Abram’s work engages the ecological depths of the imagination, exploring the ways in which sensory perception, poetics, and wonder inform the relation between the human body and the breathing earth. His philosophy is profoundly informed by the European tradition of phenomenology (in particular, by the work of the French phenomenologist, Maurice Merleau-Ponty) and by his fieldwork with indigenous peoples in southeast Asia and North America. David’s essays on the cultural causes and consequences of environmental disarray are published in numerous magazines, scholarly journals, and anthologies.
Among his various engagements, Abram recently held the international Arne Naess Chair in Global Justice and the Environment in Norway. He has held in a large public dialogue with the Dalai Lama (in Oslo), and a broad public debate with the distinguished American biologist Edward O. Wilson (in Boston). He delivered the final keynote for the United Nations sixtieth anniversary to 70 mayors from the largest cities around the world (offering his address under the towering redwood trees at Muir Woods, at the very spot where the United Nations charter had been signed into being exactly sixty years earlier). David is a distinguished teaching Fellow at Schumacher College in Devon, England.
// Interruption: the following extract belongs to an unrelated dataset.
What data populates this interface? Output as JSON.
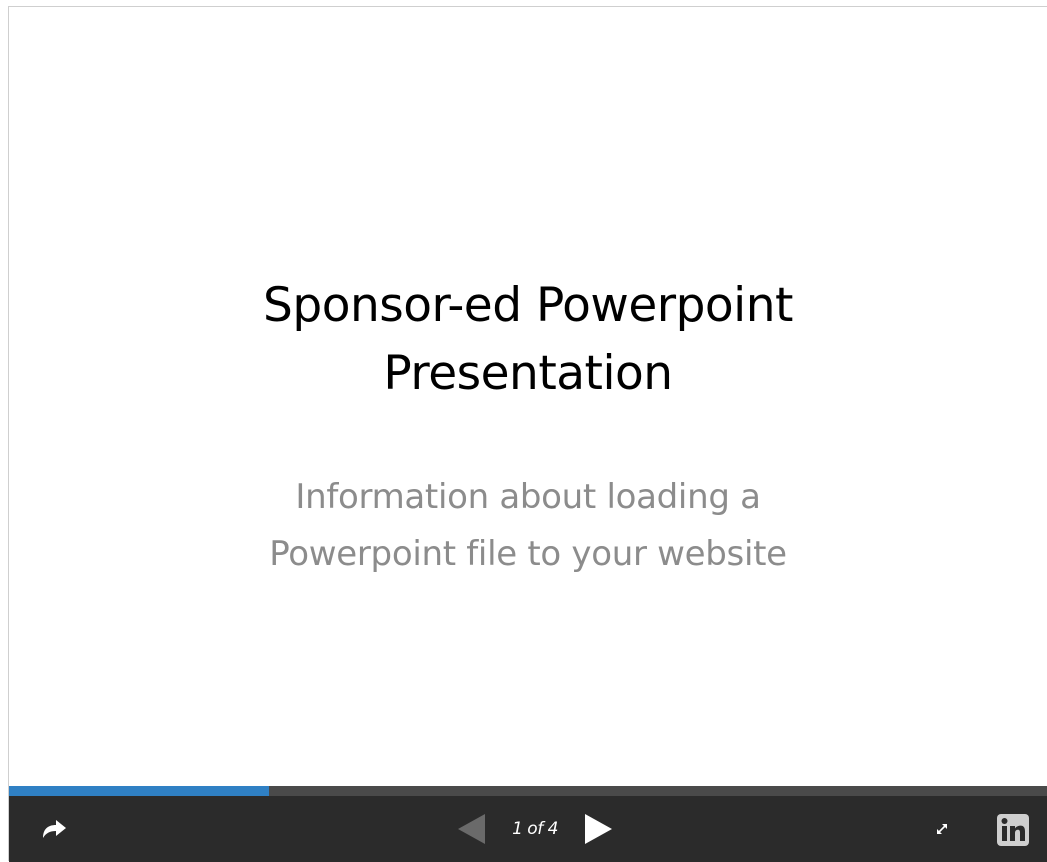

He lives with his two children in the foothills of the southern Rockies, where he directs the Alliance for Wild Ethics (AWE) a consortium of individuals and organizations working to ease the spreading devastation of the animate earth through a rapid transformation of culture, providing consultation and training for communities and organizations committed to the flourishing of a more-than-human world.
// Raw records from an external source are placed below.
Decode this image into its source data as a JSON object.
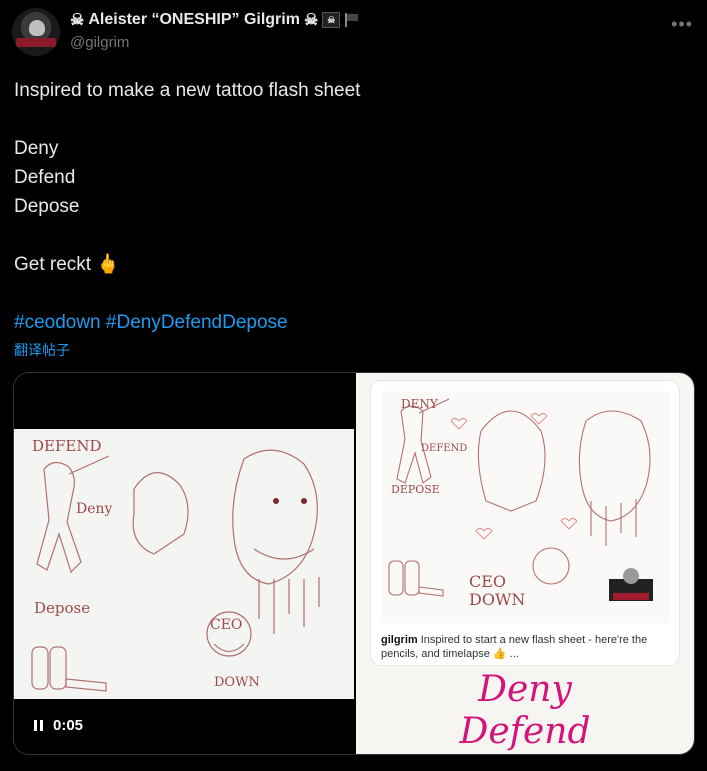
{
  "author": {
    "display_name": "Aleister “ONESHIP” Gilgrim",
    "handle": "@gilgrim",
    "name_prefix_icon": "skull-crossbones-icon",
    "name_suffix_icons": [
      "skull-crossbones-icon",
      "pirate-flag-icon",
      "black-flag-icon"
    ]
  },
  "more_label": "•••",
  "tweet": {
    "line1": "Inspired to make a new tattoo flash sheet",
    "line2": "Deny",
    "line3": "Defend",
    "line4": "Depose",
    "line5": "Get reckt",
    "line5_emoji": "🖕",
    "hashtag1": "#ceodown",
    "hashtag2": "#DenyDefendDepose"
  },
  "translate_label": "翻译帖子",
  "video": {
    "time": "0:05",
    "sketch_labels": {
      "defend": "DEFEND",
      "deny": "Deny",
      "depose": "Depose",
      "ceo": "CEO",
      "down": "DOWN"
    }
  },
  "image_card": {
    "caption_user": "gilgrim",
    "caption_text": " Inspired to start a new flash sheet - here're the pencils, and timelapse 👍 ...",
    "sketch_labels": {
      "deny": "DENY",
      "defend": "DEFEND",
      "depose": "DEPOSE",
      "ceo_down": "CEO DOWN"
    },
    "big_text_1": "Deny",
    "big_text_2": "Defend"
  }
}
Quotes about David Abram’s work:
“This book is like a prehistoric cave. If you have the nerve to enter it and you get used to the dark, you’ll discover things about storytelling which are startling, urgent and deeply true. Things each of us once knew, but forgot when we were born into the 19th and 20th centuries. Extraordinary rediscoveries!” —John Berger, author of Ways of Seeing and Why Look at Animals
“One of the most compelling and important ecology books in decades.” —Rex Weyler, co-founder of Greenpeace International
“A truly alchemical book. . . . Those of us who still hope for a revolutionary change in our thinking toward animals, the living land and the climate will welcome this book. Abram is an audacious thinker, a true visionary, and, really, just a damn good nature writer.” —San Francisco Book Review